Part of a Series on the Philosophy of History
Today is the 119th anniversary of the birth of Sidney Hook (20 December 1902–12 July 1989), who was born on this date in 1902.
It is interesting to note that the Wikipedia entry for Sidney Hook explicitly identifies him as a philosopher of history, while other philosophers who had more to say about history are not so identified, but that is neither here nor there. Like many intellectuals of his generation, Hook went through a Marxist period, and while he eventually became critical of Marxism, the influence of Marx remained in his thought. Also typical of many intellectuals in his generation, he was politically involved and engaged, entering into contemporary controversies through articles in newspapers and magazines.
Sidney Hook edited a volume of conference proceedings for a philosophy of history gathering, Philosophy and History: A Symposium, published in 1963. His contribution to the symposium was “Objectivity and Reconstruction in History,” which opens with this paragraph:
“No matter what the upshot of our theoretical analysis of history turns out to be, historical judgment will continue to serve as a mainstay of our daily life. For our experience would be an incoherent extravaganza, without confidence in our memory; and memory is a primal form of historical judgment. Even when our memory turns out to be false, what we imagine the past to have been is a ground of belief as well as a cause of expectation. In this sense our very reliance upon natural events and regularities depends upon some historical memory. Nor can we plan for the future intelligently without assuming that we are in possession of some knowledge about the past.”
One essay in Hook’s The Question for Being is titled “The New Failure of Nerve,” which references Gilbert Murray’s classic work Five Stages of Greek Religion (the first edition was Four Stages of Greek Religion). Murray diagnosed a “failure of nerve” in late antiquity that led the peoples of that time to neglect public affairs in favor of private salvation. To set a sense of what Murray wanted to critique, read the famous Funeral Oration of Pericles in Thucydides’ History of the Peloponnesian War, and compare the attitudes expressed by Pericles to the attitudes expressed by the early Christian writers. The contrast is palpable. Hook thought that he saw signs in a new failure of nerve in his time, and in this essay he concludes thus:
“The new failure of nerve in contemporary culture is compounded of unwarranted hopes and unfounded beliefs. It is a desperate quest for a quick and all-inclusive faith that will save us from the trouble of thinking about difficult problems. These hopes, beliefs and faiths pretend to a knowledge which is not knowledge and to a superior insight not responsible to the checks of intelligence. The more fervently they are held the more complete will be their failure.
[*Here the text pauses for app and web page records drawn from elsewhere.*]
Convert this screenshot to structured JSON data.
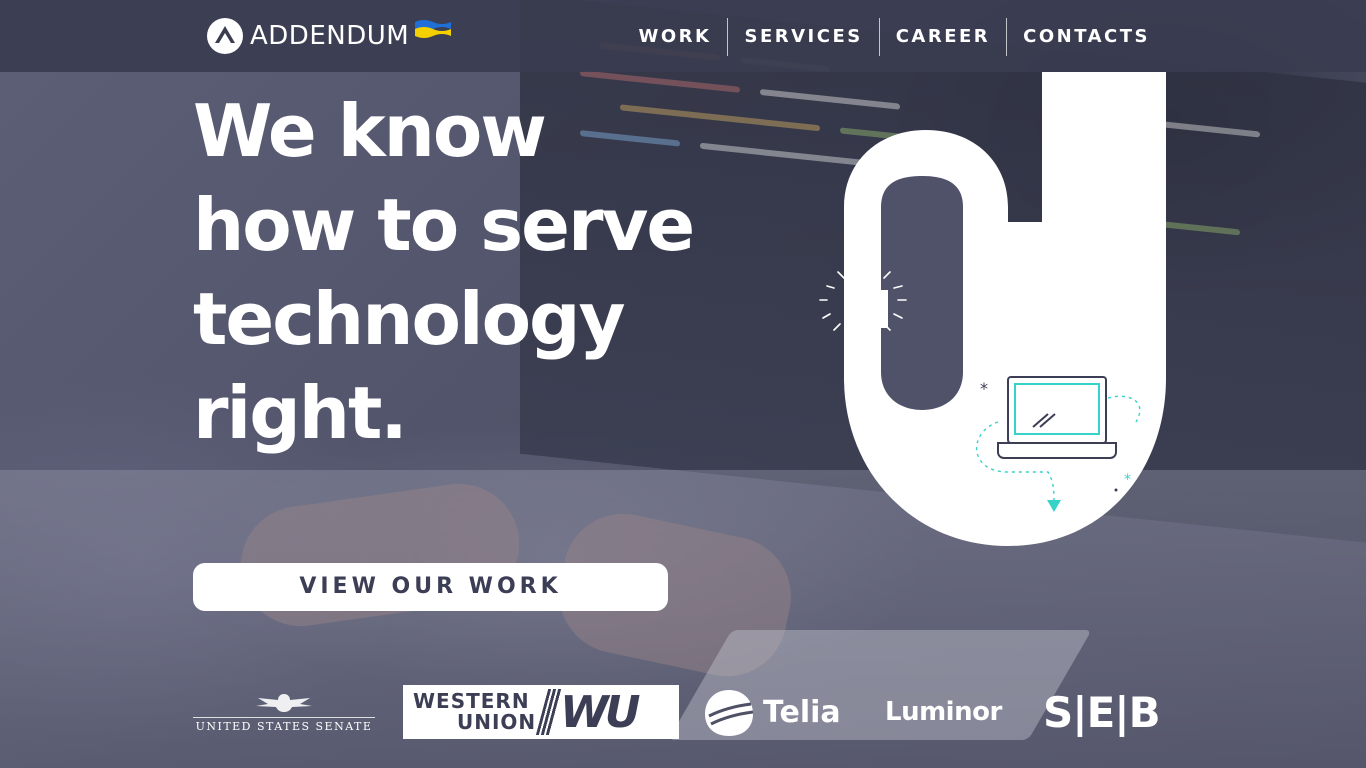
{
  "brand": {
    "name": "ADDENDUM",
    "flag_colors": [
      "#1f6fd6",
      "#f5d000"
    ]
  },
  "nav": {
    "items": [
      {
        "label": "WORK"
      },
      {
        "label": "SERVICES"
      },
      {
        "label": "CAREER"
      },
      {
        "label": "CONTACTS"
      }
    ]
  },
  "hero": {
    "title_lines": [
      "We know",
      "how to serve",
      "technology",
      "right."
    ],
    "cta_label": "VIEW OUR WORK"
  },
  "illustration": {
    "icon": "ok-hand-gesture-icon",
    "accent_color": "#37d3c9"
  },
  "partners": {
    "senate": "UNITED STATES SENATE",
    "western_union_line1": "WESTERN",
    "western_union_line2": "UNION",
    "western_union_mark": "WU",
    "telia": "Telia",
    "luminor": "Luminor",
    "seb": "S|E|B"
  },
  "colors": {
    "header_bg": "#3a3c50",
    "button_text": "#3c3e55",
    "accent": "#37d3c9"
  }
}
Out of them will grow a disillusion in the possibility of intelligent human effort so profound that even if Hitler is defeated, the blight of totalitarianism may rot the culture of his enemies.”
Much of this essay is a critique of the work of Reinhold Niebuhr. In the middle of the twentieth century Niebuhr was a force to be reckoned with, being perhaps the most influential theologian to write on the philosophy of history. (William Dray’s widely available textbook Philosophy of History devotes a chapter to Niebuhr.) Hook’s Pragmatism and the Tragic Sense of Life includes another essay critiquing Niebuhr, “The Moral Vision of Reinhold Niebuhr.” This book also includes two essays of particular relevance to the philosophy of history, “Intelligence and Evil in Human History” and “On Historical Understanding.” The latter reads like a review of Popper’s The Poverty of Historicism (which is perhaps how it was originally published), and the essay leads with an epigraph from a different work by Popper, The Open Society and Its Enemies:
“Indeed, it is necessary to recognize as one of the principles of any unprejudiced view of politics that everything is possible in human affairs.”
Of this epigraph Hook wrote:
“…one of the marks of sanity is the realization that not everything can happen in nature. Wishes cannot be ridden like horses and pious thoughts cannot turn away flying missiles. If it is false that everything can happen in nature, it is also false that everything can happen in human affairs because all human affairs depend upon regularities in natural affairs. We must therefore conclude it is one of the principles of any sane view of politics to disbelieve that everything is possible in human affairs. And Popper himself in his less splenetic moods must agree with this. For otherwise everything he says about the desirability and practicability of piecemeal social engineering is nonsense.”
One can read in Hook’s engagements with Popper and Niebuhr his forthright approach to problems in the philosophy of history that touch on practical issues of the day in which everyone feels they have a certain stake. In this sense, Hook’s philosophy of history is what I have previously called a practical philosophy of history.